The suggestion that Trump is some sort of vandal of constitutional propriety is a meme of a media that refuses to countenance that the Democrats might mean what they say and attempt to stack the US Supreme Court.
However, the main reason why I’d have voted for Trump was not because of economics, it was because of cultural values. Trump offered an alternative to the ideology that started on college campuses and is now engulfing the country that defines individuals according to their race, that regards the democratic political process as a tool of oppression, and uses violence to shut down freedom of speech.
American historian Anne Applebaum in a thoughtful article a week ago in The Atlantic titled ‘The Answer to Extremism Isn’t More Extremism’ asked why ‘educated conservatives’, who knew Trump’s faults would still vote for him.
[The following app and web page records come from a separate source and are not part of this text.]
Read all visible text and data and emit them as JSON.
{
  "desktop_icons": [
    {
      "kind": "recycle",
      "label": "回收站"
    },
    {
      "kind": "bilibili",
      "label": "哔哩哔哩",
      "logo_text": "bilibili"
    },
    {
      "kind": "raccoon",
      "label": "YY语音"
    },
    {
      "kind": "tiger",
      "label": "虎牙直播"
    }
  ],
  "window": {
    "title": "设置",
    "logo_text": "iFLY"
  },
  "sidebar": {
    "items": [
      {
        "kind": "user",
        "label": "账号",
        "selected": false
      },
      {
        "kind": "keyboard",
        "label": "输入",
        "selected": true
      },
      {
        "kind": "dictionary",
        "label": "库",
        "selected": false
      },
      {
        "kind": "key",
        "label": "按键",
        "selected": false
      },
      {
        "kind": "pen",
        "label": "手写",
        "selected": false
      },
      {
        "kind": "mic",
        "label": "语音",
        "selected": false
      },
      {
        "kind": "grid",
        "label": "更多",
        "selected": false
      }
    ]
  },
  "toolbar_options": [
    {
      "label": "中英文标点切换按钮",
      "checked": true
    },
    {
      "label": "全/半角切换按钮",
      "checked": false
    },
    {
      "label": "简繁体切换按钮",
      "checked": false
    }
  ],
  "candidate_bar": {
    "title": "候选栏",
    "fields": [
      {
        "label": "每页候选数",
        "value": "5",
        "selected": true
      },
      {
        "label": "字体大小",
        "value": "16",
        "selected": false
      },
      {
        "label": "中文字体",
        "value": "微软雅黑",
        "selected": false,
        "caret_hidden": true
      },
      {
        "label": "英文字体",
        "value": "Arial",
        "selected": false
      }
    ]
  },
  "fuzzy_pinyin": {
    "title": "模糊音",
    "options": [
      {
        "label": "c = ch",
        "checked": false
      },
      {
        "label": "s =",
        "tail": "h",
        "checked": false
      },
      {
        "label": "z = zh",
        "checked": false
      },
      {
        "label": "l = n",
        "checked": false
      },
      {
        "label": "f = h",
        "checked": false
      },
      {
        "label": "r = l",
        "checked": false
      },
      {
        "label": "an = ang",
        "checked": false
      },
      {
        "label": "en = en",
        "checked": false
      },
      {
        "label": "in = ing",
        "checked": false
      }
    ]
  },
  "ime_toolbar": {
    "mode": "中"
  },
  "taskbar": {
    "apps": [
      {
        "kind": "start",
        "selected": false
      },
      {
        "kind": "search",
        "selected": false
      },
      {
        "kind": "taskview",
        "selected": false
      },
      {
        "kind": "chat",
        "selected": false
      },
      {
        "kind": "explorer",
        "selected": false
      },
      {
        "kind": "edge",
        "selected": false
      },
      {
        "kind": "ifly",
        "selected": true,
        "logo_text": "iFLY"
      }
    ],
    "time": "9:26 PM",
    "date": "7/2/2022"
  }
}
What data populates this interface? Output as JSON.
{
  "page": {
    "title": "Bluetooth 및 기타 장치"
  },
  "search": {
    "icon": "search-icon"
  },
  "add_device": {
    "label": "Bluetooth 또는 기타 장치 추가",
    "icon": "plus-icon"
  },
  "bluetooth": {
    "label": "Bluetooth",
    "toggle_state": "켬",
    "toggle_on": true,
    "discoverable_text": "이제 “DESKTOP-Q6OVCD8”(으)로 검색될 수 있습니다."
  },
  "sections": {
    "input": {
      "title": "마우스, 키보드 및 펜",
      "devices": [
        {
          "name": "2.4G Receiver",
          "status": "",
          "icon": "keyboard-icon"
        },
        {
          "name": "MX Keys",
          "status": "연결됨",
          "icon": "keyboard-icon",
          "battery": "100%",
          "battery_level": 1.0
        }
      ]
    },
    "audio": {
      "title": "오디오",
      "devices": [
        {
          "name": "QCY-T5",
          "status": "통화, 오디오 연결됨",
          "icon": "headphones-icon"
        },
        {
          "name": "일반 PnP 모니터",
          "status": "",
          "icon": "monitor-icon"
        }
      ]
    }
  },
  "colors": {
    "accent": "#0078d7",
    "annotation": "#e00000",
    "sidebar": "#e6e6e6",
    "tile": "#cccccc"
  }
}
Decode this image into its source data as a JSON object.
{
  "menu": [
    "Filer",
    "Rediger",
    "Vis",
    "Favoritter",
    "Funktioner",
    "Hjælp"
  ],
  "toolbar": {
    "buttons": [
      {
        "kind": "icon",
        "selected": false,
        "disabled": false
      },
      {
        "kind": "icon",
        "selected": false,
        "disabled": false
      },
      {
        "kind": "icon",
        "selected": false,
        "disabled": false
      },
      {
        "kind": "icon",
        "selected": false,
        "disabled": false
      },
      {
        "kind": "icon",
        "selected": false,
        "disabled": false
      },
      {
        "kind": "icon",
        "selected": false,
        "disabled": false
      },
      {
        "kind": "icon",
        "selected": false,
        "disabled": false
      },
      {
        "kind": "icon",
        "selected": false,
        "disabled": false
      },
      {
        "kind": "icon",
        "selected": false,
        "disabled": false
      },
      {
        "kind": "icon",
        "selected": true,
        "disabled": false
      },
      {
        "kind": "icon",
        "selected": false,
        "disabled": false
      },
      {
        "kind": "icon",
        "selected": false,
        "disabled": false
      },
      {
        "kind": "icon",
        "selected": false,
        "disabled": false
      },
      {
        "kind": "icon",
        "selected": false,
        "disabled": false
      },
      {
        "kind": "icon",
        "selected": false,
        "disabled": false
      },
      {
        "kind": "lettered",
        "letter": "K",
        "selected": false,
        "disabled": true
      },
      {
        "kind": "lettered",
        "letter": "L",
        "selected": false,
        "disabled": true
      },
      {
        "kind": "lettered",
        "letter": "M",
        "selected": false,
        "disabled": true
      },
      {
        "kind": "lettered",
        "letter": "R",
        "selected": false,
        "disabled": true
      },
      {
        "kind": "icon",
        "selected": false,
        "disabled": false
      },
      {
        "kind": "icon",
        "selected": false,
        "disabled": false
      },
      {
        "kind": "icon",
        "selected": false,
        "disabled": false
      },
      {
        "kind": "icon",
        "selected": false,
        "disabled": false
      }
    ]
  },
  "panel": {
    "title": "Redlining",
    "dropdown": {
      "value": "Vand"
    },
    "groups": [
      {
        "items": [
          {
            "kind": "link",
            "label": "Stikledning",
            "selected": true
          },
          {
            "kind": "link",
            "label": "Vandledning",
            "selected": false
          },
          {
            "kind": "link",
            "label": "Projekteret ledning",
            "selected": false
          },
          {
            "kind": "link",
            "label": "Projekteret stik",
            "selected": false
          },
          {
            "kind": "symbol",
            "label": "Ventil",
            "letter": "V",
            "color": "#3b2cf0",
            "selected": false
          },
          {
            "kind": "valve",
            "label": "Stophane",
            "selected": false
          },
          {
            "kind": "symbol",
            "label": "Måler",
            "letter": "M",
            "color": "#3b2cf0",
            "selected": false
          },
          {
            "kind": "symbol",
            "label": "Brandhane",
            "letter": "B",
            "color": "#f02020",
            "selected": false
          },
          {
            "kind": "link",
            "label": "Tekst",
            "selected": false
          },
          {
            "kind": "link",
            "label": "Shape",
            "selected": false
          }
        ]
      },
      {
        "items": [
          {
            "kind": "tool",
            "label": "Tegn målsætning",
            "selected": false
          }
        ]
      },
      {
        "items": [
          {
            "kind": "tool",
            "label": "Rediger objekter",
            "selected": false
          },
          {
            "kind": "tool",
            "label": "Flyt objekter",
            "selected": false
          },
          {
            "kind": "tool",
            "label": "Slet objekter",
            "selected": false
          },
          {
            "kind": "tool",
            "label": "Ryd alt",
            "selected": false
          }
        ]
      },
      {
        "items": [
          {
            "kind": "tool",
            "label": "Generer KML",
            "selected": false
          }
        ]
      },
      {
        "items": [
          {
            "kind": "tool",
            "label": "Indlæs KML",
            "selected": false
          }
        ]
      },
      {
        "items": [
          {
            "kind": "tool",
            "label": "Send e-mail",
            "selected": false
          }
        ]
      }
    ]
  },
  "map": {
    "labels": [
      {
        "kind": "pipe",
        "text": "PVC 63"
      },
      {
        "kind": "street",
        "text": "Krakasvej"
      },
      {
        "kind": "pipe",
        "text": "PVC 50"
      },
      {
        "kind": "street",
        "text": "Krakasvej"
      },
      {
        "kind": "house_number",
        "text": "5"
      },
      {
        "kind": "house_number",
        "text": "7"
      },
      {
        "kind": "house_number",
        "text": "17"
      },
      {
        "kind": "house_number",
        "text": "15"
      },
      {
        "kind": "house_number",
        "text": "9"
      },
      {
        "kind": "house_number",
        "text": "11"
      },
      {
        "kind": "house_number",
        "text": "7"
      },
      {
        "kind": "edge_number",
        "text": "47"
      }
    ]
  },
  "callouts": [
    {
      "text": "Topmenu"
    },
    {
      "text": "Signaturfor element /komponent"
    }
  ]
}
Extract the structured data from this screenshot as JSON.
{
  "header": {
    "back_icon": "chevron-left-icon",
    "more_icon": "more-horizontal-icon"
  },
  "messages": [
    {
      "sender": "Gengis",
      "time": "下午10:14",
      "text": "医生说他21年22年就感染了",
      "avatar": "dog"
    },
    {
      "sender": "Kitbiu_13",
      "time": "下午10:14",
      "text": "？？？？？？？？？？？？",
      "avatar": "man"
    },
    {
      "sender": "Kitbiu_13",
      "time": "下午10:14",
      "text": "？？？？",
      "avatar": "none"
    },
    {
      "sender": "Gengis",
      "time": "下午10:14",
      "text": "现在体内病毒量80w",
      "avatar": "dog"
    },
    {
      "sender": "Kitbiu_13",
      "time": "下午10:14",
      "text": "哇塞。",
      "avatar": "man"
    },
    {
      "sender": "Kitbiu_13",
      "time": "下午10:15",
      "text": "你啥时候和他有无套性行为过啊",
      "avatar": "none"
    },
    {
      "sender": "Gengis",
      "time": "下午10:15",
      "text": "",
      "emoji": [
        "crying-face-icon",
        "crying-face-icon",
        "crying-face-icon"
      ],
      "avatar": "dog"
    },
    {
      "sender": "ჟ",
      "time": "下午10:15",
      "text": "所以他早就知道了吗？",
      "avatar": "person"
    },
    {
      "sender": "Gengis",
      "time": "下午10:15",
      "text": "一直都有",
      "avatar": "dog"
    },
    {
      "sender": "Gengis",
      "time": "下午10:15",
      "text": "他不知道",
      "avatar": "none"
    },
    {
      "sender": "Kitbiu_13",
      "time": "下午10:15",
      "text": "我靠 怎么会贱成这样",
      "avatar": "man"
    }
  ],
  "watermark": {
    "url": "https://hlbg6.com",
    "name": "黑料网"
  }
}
As she correctly noted, many conservatives, ‘educated’ or not, are deeply concerned by intellectual trends such as ‘an intolerance of opposing views, a vogue for public shaming and ostracism, and the tendency to dissolve complex policy issues in a blinding moral certainty’.
Many conservatives believed that re-electing Trump while not a complete answer to all of this, would have been a start.
According to Applebaum: “Anyone who actually cares about academic freedom, or the future of objective reporting, or the ideas behind the statues built to honor American democrats in the country’s public squares, must hope that Trump loses. If he win a second term, extremism on the left will not be stopped.”
As one of the world’s leading historians of authoritarianism and communism, it’s perplexing that Applebaum would advocate a form of cultural appeasement.
“I hope that educated conservatives think hard about what will happen if Biden’s moderate-left campaign fails: It is extremely unlike that its adherents and spokespeople will shrug their shoulders and decide that, yes, Trump is right after all. They are much more likely to move further to the extremes. Americans will witness the radicalization of the Democratic Party, as well as the radicalization of the powerful and influential intellectual, academic, and cultural left, in a manner that we have never before seen.”
It’s interesting to speculate whether before the election there was anyone in America urging ‘educated progressives’ to vote for Trump to avoid the radicalisation of the Republican Party and the intellectual, academic, and cultural right. Probably not.
Yet for all the potential consequences Applebaum describes of a Trump victory, 68 million Americans nevertheless voted for him; 72 million Americans voted for Biden.
Many commentators before and now after the election have spoken about how deeply divided is America. That’s true.
But many ‘educated conservatives’ would respond that a country or a community or a family is only as divided as it wants to be.
An ‘educated conservative’ who voted for Donald Trump would ask what side of politics it was sowing the seeds of division.
The interest of an Australian in the culture wars of America’s universities, sports fields, and boardrooms is that inevitably what begins in Berkeley, California ends up in Ultimo, Sydney.